· A look back at the past Nats’ All-Stars
Year Player At the plate or on the mound:
2005 Livan Hernandez 1 IP, 2 ER on 2 hits
Chad Cordero 0.1 IP, 1 strikeout
2006 Alfonso Soriano 1-for-2 and got the start in left field
2007 Dmitri Young 1-for-1 with a run, 2007 Comeback Player of the Year
2008 Cristian Guzman 0-for-3, ended the season fourth in the NL in batting
SS Danny Espinosa went 0-for-3 with a walk and two strikeouts playing for the U.S. in the XM All-Star Futures Game on Sunday at Busch Stadium. The World beat the U.S. 7-5. He is batting .259 (76-for-294) with nine home runs and 41 RBIs in 81 games for the Single-A Potomac Nationals. He is second in the Carolina League with 53 runs scored.
· The AL is 11-0-1 vs. the NL since 1997. The last time the NL won was in 1996 at the old Veterans Stadium 6-0. Mike Pizza went 2-for-3 with a home run and two RBI to earn MVP honors.
The last time the All-Star Game was in St. Louis was 1966, the original year Busch Stadium opened. A lot has changed since then… in 1966 Hank Aaron and Frank Robinson led their respective leagues in home runs and RBI, a gallon of gas was $.32, the median cost of a house was $23,000, a dozen eggs were $.60, a postage stamp was $.05 and Willie Mays and Sandy Koufax were the highest paid players making $125,000. They made $677,714 adjusted for inflation … just a little less than the $28 million A-Rod brings in this year.
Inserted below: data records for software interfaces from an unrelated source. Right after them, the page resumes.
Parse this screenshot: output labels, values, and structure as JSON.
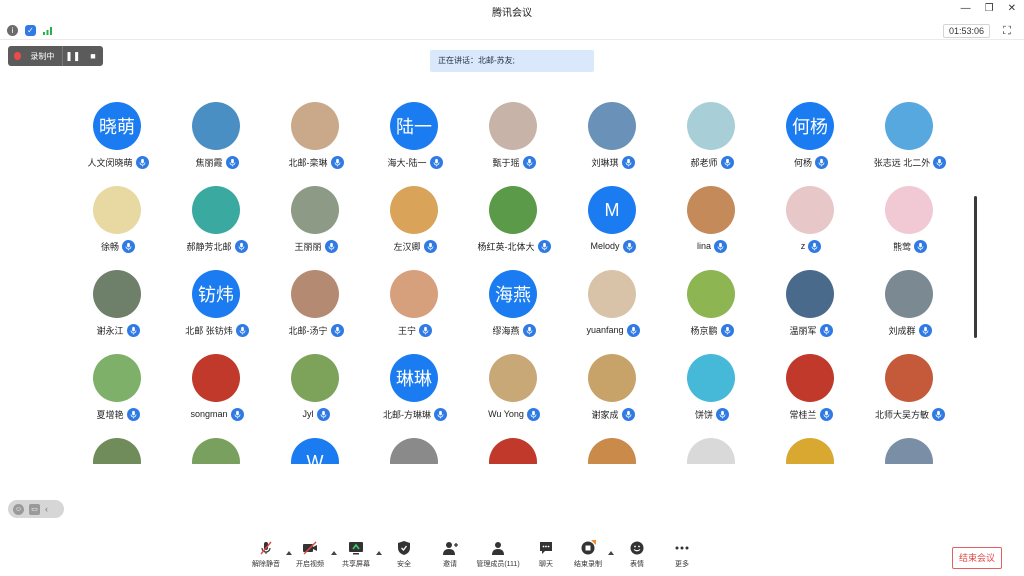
{
  "window": {
    "title": "腾讯会议"
  },
  "status": {
    "timer": "01:53:06"
  },
  "recording": {
    "label": "录制中"
  },
  "speaking": {
    "text": "正在讲话：北邮-苏友;"
  },
  "participants": [
    {
      "name": "人文闵晓萌",
      "avatar_text": "晓萌",
      "color": "#1a7cf0"
    },
    {
      "name": "焦丽霞",
      "avatar_text": "",
      "color": "#4a8fc4"
    },
    {
      "name": "北邮-栾琳",
      "avatar_text": "",
      "color": "#c9a98a"
    },
    {
      "name": "海大-陆一",
      "avatar_text": "陆一",
      "color": "#1a7cf0"
    },
    {
      "name": "甄于瑶",
      "avatar_text": "",
      "color": "#c8b3a9"
    },
    {
      "name": "刘琳琪",
      "avatar_text": "",
      "color": "#6a91b8"
    },
    {
      "name": "郝老师",
      "avatar_text": "",
      "color": "#a8cfd8"
    },
    {
      "name": "何杨",
      "avatar_text": "何杨",
      "color": "#1a7cf0"
    },
    {
      "name": "张志远 北二外",
      "avatar_text": "",
      "color": "#58a8e0"
    },
    {
      "name": "徐畅",
      "avatar_text": "",
      "color": "#e8d9a3"
    },
    {
      "name": "郝静芳北邮",
      "avatar_text": "",
      "color": "#3aa9a0"
    },
    {
      "name": "王丽丽",
      "avatar_text": "",
      "color": "#8c9a86"
    },
    {
      "name": "左汉卿",
      "avatar_text": "",
      "color": "#d9a45a"
    },
    {
      "name": "杨红英-北体大",
      "avatar_text": "",
      "color": "#5a9a48"
    },
    {
      "name": "Melody",
      "avatar_text": "M",
      "color": "#1a7cf0"
    },
    {
      "name": "lina",
      "avatar_text": "",
      "color": "#c48a5a"
    },
    {
      "name": "z",
      "avatar_text": "",
      "color": "#e7c7c7"
    },
    {
      "name": "熊莺",
      "avatar_text": "",
      "color": "#f1c9d5"
    },
    {
      "name": "谢永江",
      "avatar_text": "",
      "color": "#6e7f6a"
    },
    {
      "name": "北邮 张钫炜",
      "avatar_text": "钫炜",
      "color": "#1a7cf0"
    },
    {
      "name": "北邮-汤宁",
      "avatar_text": "",
      "color": "#b58a73"
    },
    {
      "name": "王宁",
      "avatar_text": "",
      "color": "#d6a07c"
    },
    {
      "name": "缪海燕",
      "avatar_text": "海燕",
      "color": "#1a7cf0"
    },
    {
      "name": "yuanfang",
      "avatar_text": "",
      "color": "#d8c2a8"
    },
    {
      "name": "杨京鹏",
      "avatar_text": "",
      "color": "#8db552"
    },
    {
      "name": "温丽军",
      "avatar_text": "",
      "color": "#4a6a8c"
    },
    {
      "name": "刘成群",
      "avatar_text": "",
      "color": "#7b8a92"
    },
    {
      "name": "夏增艳",
      "avatar_text": "",
      "color": "#7fb06a"
    },
    {
      "name": "songman",
      "avatar_text": "",
      "color": "#c0392b"
    },
    {
      "name": "Jyl",
      "avatar_text": "",
      "color": "#7da25a"
    },
    {
      "name": "北邮-方琳琳",
      "avatar_text": "琳琳",
      "color": "#1a7cf0"
    },
    {
      "name": "Wu Yong",
      "avatar_text": "",
      "color": "#c9a878"
    },
    {
      "name": "谢家成",
      "avatar_text": "",
      "color": "#c7a36a"
    },
    {
      "name": "饼饼",
      "avatar_text": "",
      "color": "#46b8d8"
    },
    {
      "name": "常桂兰",
      "avatar_text": "",
      "color": "#c0392b"
    },
    {
      "name": "北师大吴方敏",
      "avatar_text": "",
      "color": "#c45a3a"
    },
    {
      "name": "",
      "avatar_text": "",
      "color": "#6f8c5a"
    },
    {
      "name": "",
      "avatar_text": "",
      "color": "#7aa060"
    },
    {
      "name": "",
      "avatar_text": "W",
      "color": "#1a7cf0"
    },
    {
      "name": "",
      "avatar_text": "",
      "color": "#8a8a8a"
    },
    {
      "name": "",
      "avatar_text": "",
      "color": "#c0392b"
    },
    {
      "name": "",
      "avatar_text": "",
      "color": "#c98a4a"
    },
    {
      "name": "",
      "avatar_text": "",
      "color": "#d9d9d9"
    },
    {
      "name": "",
      "avatar_text": "",
      "color": "#d8a830"
    },
    {
      "name": "",
      "avatar_text": "",
      "color": "#7a8fa5"
    }
  ],
  "toolbar": {
    "unmute": "解除静音",
    "start_video": "开启视频",
    "share_screen": "共享屏幕",
    "security": "安全",
    "invite": "邀请",
    "manage_members": "管理成员(111)",
    "chat": "聊天",
    "end_recording": "结束录制",
    "reactions": "表情",
    "more": "更多",
    "end_meeting": "结束会议"
  }
}
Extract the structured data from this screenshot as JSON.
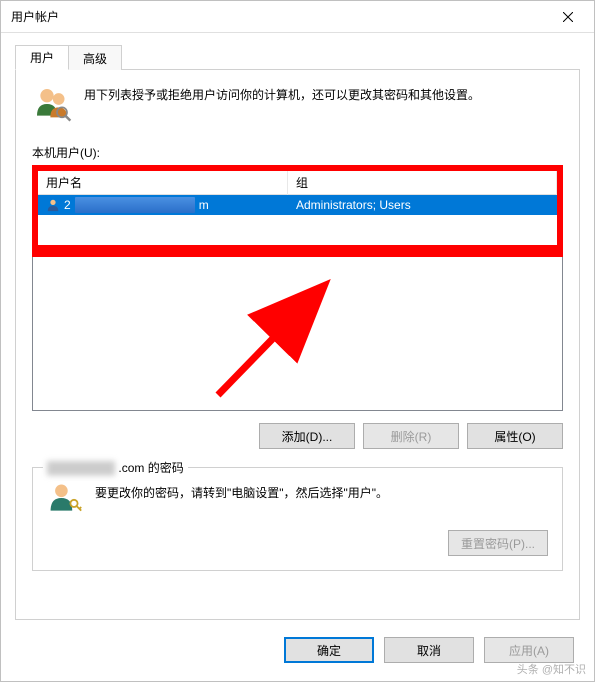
{
  "title": "用户帐户",
  "tabs": {
    "users": "用户",
    "advanced": "高级"
  },
  "intro": "用下列表授予或拒绝用户访问你的计算机，还可以更改其密码和其他设置。",
  "section_label": "本机用户(U):",
  "columns": {
    "username": "用户名",
    "group": "组"
  },
  "rows": [
    {
      "username_prefix": "2",
      "username_suffix": "m",
      "group": "Administrators; Users"
    }
  ],
  "buttons": {
    "add": "添加(D)...",
    "remove": "删除(R)",
    "properties": "属性(O)",
    "reset_pwd": "重置密码(P)...",
    "ok": "确定",
    "cancel": "取消",
    "apply": "应用(A)"
  },
  "password_group": {
    "legend_suffix": ".com 的密码",
    "text": "要更改你的密码，请转到\"电脑设置\"，然后选择\"用户\"。"
  },
  "watermark": "头条 @知不识"
}
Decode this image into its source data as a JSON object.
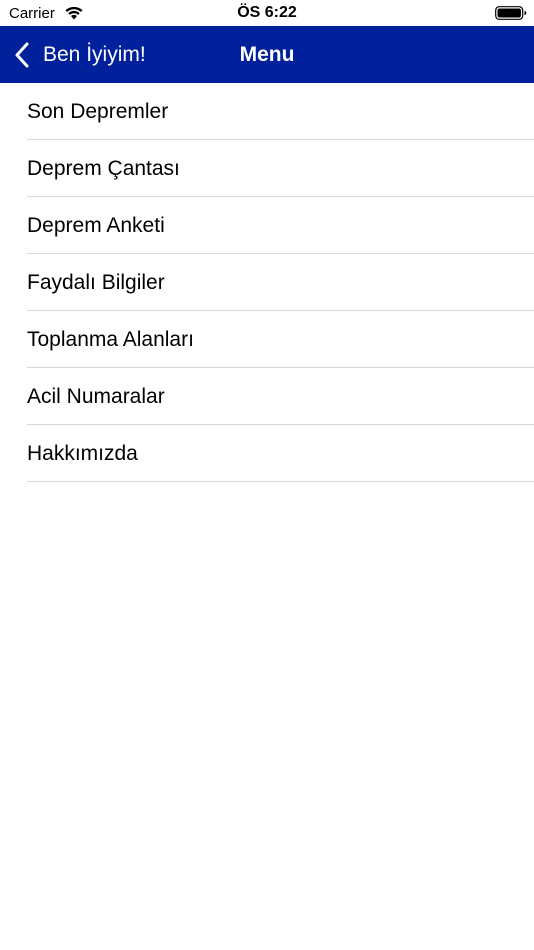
{
  "status_bar": {
    "carrier": "Carrier",
    "time": "ÖS 6:22",
    "wifi_icon": "wifi-icon",
    "battery_icon": "battery-icon"
  },
  "nav": {
    "back_label": "Ben İyiyim!",
    "title": "Menu",
    "background_color": "#00209c",
    "back_icon": "chevron-left-icon"
  },
  "menu": {
    "items": [
      {
        "label": "Son Depremler"
      },
      {
        "label": "Deprem Çantası"
      },
      {
        "label": "Deprem Anketi"
      },
      {
        "label": "Faydalı Bilgiler"
      },
      {
        "label": "Toplanma Alanları"
      },
      {
        "label": "Acil Numaralar"
      },
      {
        "label": "Hakkımızda"
      }
    ]
  }
}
· President Barack Obama, an unabashed Chicago White Sox fan, will throw out the ceremonial first pitch tonight. He is the fourth sitting U.S. President to throw out the first pitch at the Midsummer Classic joining John F. Kennedy, Richard Nixon, and Gerald Ford. President Obama is the seventh U.S. President to attend the All-Star Game. The first U.S. President to attend an All-Star Game was Franklin D. Roosevelt in 1937.
The Midsummer Classic on July 12, 1966 started at 1 p.m. and the temp soared to 105 degrees for the start of the game. You can count on former St. Louis Cardinals catcher and 1966 NL All-Star Tim McCarver, calling his record-extending 18th All-Star Game, to make more than one reference to the ’66 game tonight.
“I remember guys stepping into ice buckets with their cleats on,” McCarver said. “When I relieved Joe Torre of his catching duties in the 8th inning, I said, ‘You holding up alright, Joe?’ and Joe replied, ‘Yep, only had to take 12 salt tablets today.'”
· The MLB All-Star Game is the highest-rated All-Star event among major sports for those keeping track:
Program Network Rating
2008 MLB All-Star Game FOX 9.3
2009 NFL Pro Bowl NBC 5.4
2009 NBA All-Star Game TNT 4.5
2009 NASCAR All-Star Challenge SPEED 2.4
2009 NHL All-Star Game Versus 0.6